**Required work**:
Write out every line from the listing below where the string "location" is found.

**Stored data**:
--

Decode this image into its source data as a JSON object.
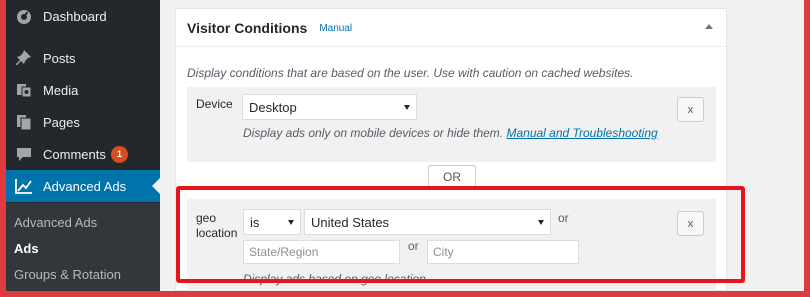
{
  "sidebar": {
    "menu": [
      {
        "label": "Dashboard",
        "icon": "dashboard-icon"
      },
      {
        "label": "Posts",
        "icon": "pin-icon"
      },
      {
        "label": "Media",
        "icon": "media-icon"
      },
      {
        "label": "Pages",
        "icon": "pages-icon"
      },
      {
        "label": "Comments",
        "icon": "comment-icon",
        "badge": "1"
      },
      {
        "label": "Advanced Ads",
        "icon": "chart-icon",
        "current": true
      }
    ],
    "submenu": [
      "Advanced Ads",
      "Ads",
      "Groups & Rotation"
    ]
  },
  "panel": {
    "title": "Visitor Conditions",
    "manual_link": "Manual",
    "description": "Display conditions that are based on the user. Use with caution on cached websites.",
    "conditions": {
      "device": {
        "label": "Device",
        "value": "Desktop",
        "help": "Display ads only on mobile devices or hide them.",
        "help_link": "Manual and Troubleshooting",
        "remove": "x"
      },
      "or_button": "OR",
      "geo": {
        "label": "geo location",
        "operator": "is",
        "country": "United States",
        "or_1": "or",
        "state_placeholder": "State/Region",
        "or_2": "or",
        "city_placeholder": "City",
        "help": "Display ads based on geo location.",
        "remove": "x"
      }
    }
  },
  "colors": {
    "admin_bar": "#23282d",
    "accent": "#0073aa",
    "highlight": "#e8141b",
    "badge": "#d54e21"
  }
}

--

**Solution for this task**:
        "label": "geo location",
        "help": "Display ads based on geo location.",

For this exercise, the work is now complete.